EMERALD EL - The High Line
By Meera Subramanian
Published in The New York Resident
Week of July 25, 2005
One wouldn't expect the slogan "Keep it simple, keep it slow, keep it quiet, keep it wild" to apply to any New York City development endeavor. But as the Chelsea High Line project continues to leap zoning and ownership hurdles, the words are becoming reality on the west side of Manhattan. Last month, a federal transportation board granted authorization to begin the official transfer of the abandoned elevated railway known as the High Line into a city-owned public park. A few weeks ago the area was rezoned to encourage a healthy blend of business, mixed-income housing and recreation along the 22 blocks that wind their way from the Meatpacking District to Midtown.
"Just six years ago, saving the High Line seemed like an impossible dream," said Robert Hammond, who along with Joshua David created the non-profit Friends of the High Line in 1999, "and now it's reality." The Surface Transportation Board's (STB) "certificate of interim trail use" overcame a formidable legal barrier, paving, or rather, greening the way to the world's second elevated park, following the example of the Promenade Plantee in Paris. Negotiations are now underway that would transfer control of the railway from the privately owned CSX Corporation to the city of New York in a process called railbanking, a method of creating trails and other public spaces from abandoned railways.
New York City has committed more than $50 million towards the High Line development, with further funding expected from the federal government as well as the state. Private donations provide another $3.5 million of the total cost, estimated to be between $65 and $100 million. Construction could begin by the end of the year.
The railway, which was used to transport goods into lower Manhattan from 1934 to 1980, runs between 10th and 11th Avenues, from West 34th Street south to Gansvoort Street, where its iron and concrete structure ends abruptly. Parts of it were demolished in 1963, but it wasn't completely shut down until 1980 when the last load of turkeys was delivered. Nature slowly reclaimed the abandoned mass as it blended silently into the structure of the city, an unnoticed fixture 30 feet overhead that went native with grasses and flowers.

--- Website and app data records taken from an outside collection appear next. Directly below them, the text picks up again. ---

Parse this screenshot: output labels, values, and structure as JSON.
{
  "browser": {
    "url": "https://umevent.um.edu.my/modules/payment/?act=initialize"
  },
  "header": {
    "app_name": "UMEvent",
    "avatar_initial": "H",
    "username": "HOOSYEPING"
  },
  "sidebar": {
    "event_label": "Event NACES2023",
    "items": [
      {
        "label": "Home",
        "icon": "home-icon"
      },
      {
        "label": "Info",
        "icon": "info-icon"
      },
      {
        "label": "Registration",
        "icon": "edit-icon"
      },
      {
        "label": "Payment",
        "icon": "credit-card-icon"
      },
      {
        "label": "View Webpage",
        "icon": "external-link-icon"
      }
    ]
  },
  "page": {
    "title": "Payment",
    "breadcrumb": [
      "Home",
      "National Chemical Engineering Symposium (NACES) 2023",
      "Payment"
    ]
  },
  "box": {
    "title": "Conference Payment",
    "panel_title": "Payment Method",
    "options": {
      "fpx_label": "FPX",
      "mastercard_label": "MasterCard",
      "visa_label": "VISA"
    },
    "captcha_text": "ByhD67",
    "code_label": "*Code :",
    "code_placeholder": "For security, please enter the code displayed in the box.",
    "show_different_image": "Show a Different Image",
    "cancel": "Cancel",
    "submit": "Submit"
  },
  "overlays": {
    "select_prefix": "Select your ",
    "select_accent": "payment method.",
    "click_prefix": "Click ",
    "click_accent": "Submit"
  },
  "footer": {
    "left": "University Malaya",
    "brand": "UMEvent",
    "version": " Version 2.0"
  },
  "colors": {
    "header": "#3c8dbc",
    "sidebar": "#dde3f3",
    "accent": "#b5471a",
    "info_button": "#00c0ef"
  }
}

When underlying property owners petitioned for the demolition of the obsolete line in order for development, Friends of the High Line formed to save the viaduct. While former Mayor Giuliani supported the dismantling of the High Line, the current Bloomberg administration has been supportive of the line's preservation, which could generate $262 million in new tax revenues over a 20-year period.
The Preliminary Design by Field Operations (landscape architecture) and Diller Scofidio + Renfro (architecture) is now on display at New York's Museum of Modern Art until October 31, featuring the first stage of development from Gansevoort Street in the Meatpacking District to West 15th Street. Design plans can also be seen at www.thehighline.org/design.
The design is rooted in the concept of "Agri-tecture," a combination of gathering spaces and living greenery. The park, which will cover a total of seven acres, is an "agri-tectural" sampler where visitors can stroll along boardwalks made of concrete planks that fade into landscapes of native plants. Ponds, sun decks and event spaces intermingle with small nooks and overlooks to the Hudson River and lower Manhattan. Joshua David says the design, "will maintain what is so magical about being up on the High Line today and celebrate the idea of nature springing to life on an industrial structure."
Making the High Line a "well-loved and well-populated area" is integral in making it safe, said David. Safety will also come from a strong staff presence, patrols and adjacent residential buildings that will provide "eyes on the park."
Rezoning was another crucial step achieved last month. City Planning Director Amanda M. Burden said, "It facilitates the transformation of the High Line into one of the world's most unique open spaces; and puts in place controls on building form to ensure light and air in and around the High Line." New zoning also allows underlying property owners to transfer their development rights to other nearby sites, addressing the original reason the owners wanted the line demolished.
Unlike the controversy that has clouded the Hudson Railyards development just to the north, the transformation of the High Line from an abandoned hulk of steel and concrete gone native into a ribbon of usable green space seems to have overwhelming support on all levels. It's well on its way to becoming West Manhattan's sinuous suspended anomaly: simple and slow, quiet and wild.